**WHAT TO PRODUCE:** Within the lines below, find those that hold the string "HTTParty" and copy each one.

Extracted records:
= = = =

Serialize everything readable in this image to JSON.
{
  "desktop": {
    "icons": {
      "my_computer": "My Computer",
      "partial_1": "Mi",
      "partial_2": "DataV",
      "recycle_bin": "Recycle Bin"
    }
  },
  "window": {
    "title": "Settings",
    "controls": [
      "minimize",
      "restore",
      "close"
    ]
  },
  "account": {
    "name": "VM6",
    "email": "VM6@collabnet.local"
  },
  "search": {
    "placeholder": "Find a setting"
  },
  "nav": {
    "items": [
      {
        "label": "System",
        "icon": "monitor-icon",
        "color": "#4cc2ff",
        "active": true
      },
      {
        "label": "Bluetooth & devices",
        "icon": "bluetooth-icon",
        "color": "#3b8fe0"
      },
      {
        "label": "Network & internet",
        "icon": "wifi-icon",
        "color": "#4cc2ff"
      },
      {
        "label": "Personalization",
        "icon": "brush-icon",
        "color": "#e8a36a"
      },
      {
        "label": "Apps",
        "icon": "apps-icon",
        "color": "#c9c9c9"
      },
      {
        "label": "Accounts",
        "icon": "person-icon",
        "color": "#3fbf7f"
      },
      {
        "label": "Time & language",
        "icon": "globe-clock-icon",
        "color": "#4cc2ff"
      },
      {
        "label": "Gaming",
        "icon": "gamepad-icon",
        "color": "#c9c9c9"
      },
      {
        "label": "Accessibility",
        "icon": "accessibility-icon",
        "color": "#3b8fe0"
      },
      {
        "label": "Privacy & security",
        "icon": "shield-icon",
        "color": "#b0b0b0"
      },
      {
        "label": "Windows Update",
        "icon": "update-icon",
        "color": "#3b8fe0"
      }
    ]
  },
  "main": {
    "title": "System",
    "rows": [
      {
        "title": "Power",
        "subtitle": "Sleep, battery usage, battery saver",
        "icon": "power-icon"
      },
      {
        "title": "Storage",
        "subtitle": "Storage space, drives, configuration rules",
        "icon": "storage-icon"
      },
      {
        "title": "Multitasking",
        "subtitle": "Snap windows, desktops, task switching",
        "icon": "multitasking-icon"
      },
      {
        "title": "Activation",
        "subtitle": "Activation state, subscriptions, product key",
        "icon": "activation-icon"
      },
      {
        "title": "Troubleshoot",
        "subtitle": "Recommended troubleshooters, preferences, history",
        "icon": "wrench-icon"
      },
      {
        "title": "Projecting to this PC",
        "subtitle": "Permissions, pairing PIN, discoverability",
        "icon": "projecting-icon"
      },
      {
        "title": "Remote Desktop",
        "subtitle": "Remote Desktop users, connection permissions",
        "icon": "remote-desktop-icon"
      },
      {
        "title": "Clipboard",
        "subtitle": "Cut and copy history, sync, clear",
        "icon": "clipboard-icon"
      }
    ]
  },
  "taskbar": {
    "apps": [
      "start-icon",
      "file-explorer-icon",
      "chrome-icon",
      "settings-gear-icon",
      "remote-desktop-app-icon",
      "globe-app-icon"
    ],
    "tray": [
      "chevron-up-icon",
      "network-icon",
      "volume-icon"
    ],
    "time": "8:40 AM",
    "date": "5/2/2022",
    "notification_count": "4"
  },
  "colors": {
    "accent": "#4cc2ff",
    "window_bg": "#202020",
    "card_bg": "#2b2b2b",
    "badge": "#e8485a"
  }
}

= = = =

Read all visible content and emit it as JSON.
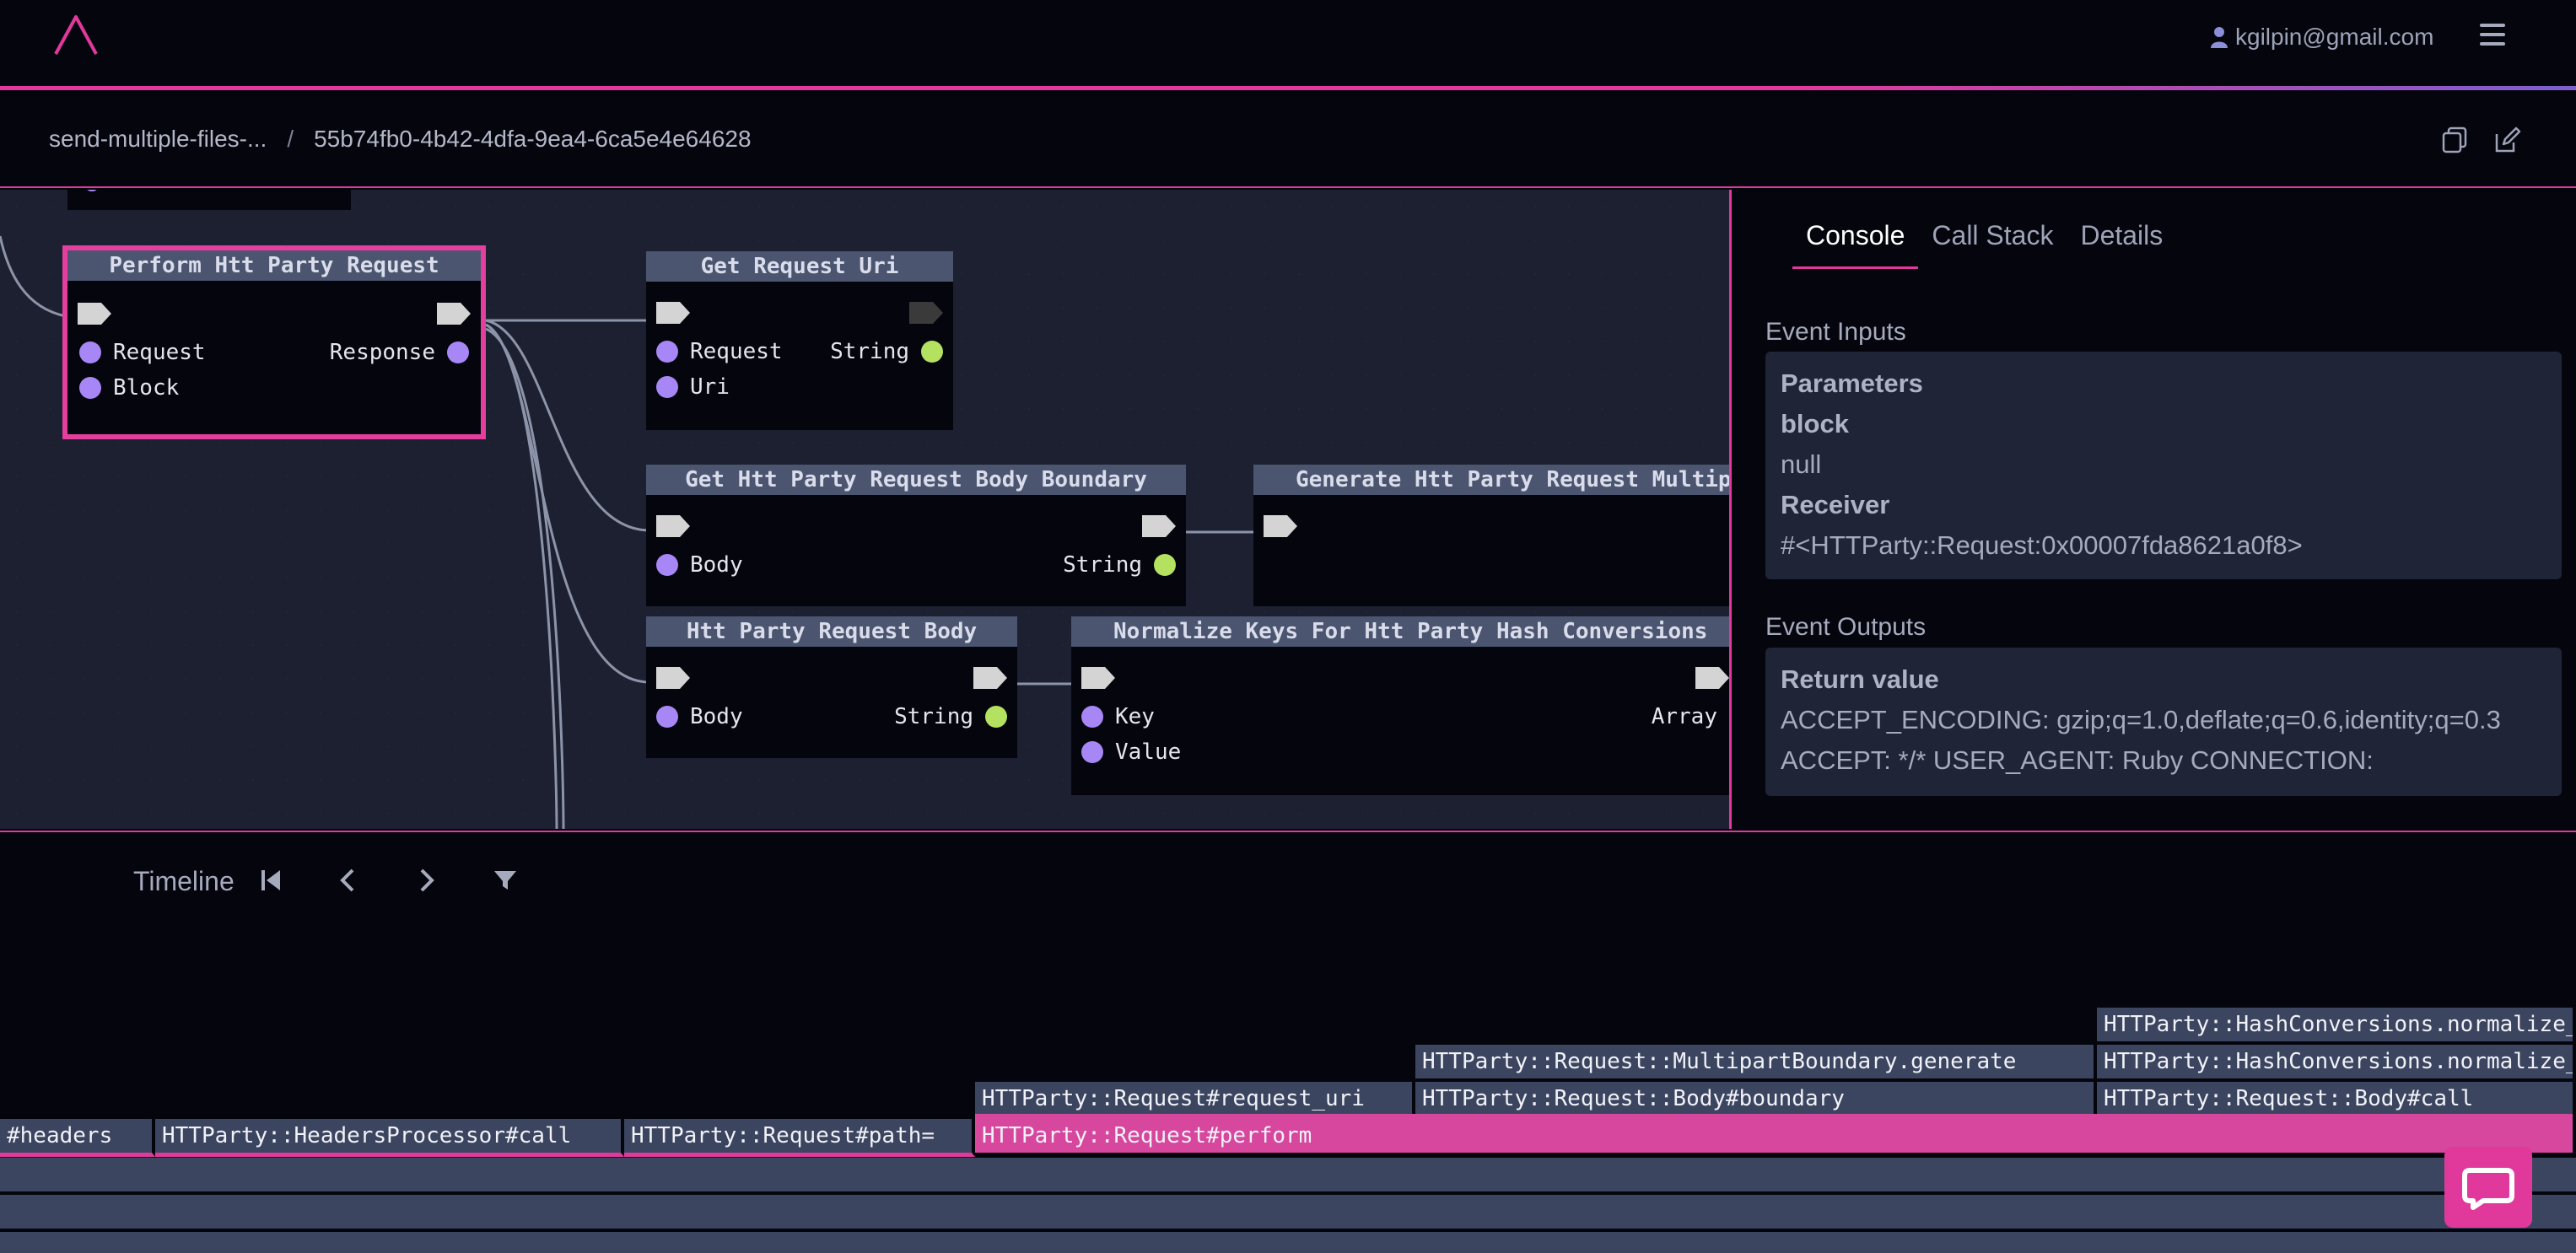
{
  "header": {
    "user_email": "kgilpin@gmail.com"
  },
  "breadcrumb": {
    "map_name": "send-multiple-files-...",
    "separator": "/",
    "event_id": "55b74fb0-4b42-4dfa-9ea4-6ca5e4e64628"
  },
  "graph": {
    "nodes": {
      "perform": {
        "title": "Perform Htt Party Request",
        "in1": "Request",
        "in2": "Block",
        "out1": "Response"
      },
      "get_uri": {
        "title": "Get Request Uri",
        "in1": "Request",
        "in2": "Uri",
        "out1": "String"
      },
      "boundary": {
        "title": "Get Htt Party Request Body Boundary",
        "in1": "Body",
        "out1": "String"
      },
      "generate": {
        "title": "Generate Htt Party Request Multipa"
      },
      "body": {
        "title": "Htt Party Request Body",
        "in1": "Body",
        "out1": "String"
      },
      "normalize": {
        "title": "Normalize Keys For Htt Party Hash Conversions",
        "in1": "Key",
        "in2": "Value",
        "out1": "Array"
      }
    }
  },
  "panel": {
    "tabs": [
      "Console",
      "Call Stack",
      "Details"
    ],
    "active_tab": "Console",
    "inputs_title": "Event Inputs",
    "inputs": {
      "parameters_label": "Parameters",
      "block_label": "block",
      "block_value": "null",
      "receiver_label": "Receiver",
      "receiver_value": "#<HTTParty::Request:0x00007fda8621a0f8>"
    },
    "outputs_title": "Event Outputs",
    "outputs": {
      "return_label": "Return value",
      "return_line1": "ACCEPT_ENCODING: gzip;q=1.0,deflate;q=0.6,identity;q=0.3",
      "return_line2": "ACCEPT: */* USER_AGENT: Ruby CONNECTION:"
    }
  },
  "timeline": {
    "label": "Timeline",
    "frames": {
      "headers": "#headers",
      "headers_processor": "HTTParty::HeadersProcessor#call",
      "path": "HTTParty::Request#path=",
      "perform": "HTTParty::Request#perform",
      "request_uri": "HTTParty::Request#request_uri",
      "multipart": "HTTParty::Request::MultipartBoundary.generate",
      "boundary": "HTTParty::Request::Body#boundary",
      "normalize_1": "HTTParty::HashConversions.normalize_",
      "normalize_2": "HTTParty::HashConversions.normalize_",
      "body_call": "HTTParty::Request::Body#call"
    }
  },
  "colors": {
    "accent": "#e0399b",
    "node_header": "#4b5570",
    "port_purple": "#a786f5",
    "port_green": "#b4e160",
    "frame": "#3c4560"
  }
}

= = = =

**RESPONSE TO THE TASK:**
      "receiver_value": "#<HTTParty::Request:0x00007fda8621a0f8>"
      "headers_processor": "HTTParty::HeadersProcessor#call",
      "path": "HTTParty::Request#path=",
      "perform": "HTTParty::Request#perform",
      "request_uri": "HTTParty::Request#request_uri",
      "multipart": "HTTParty::Request::MultipartBoundary.generate",
      "boundary": "HTTParty::Request::Body#boundary",
      "normalize_1": "HTTParty::HashConversions.normalize_",
      "normalize_2": "HTTParty::HashConversions.normalize_",
      "body_call": "HTTParty::Request::Body#call"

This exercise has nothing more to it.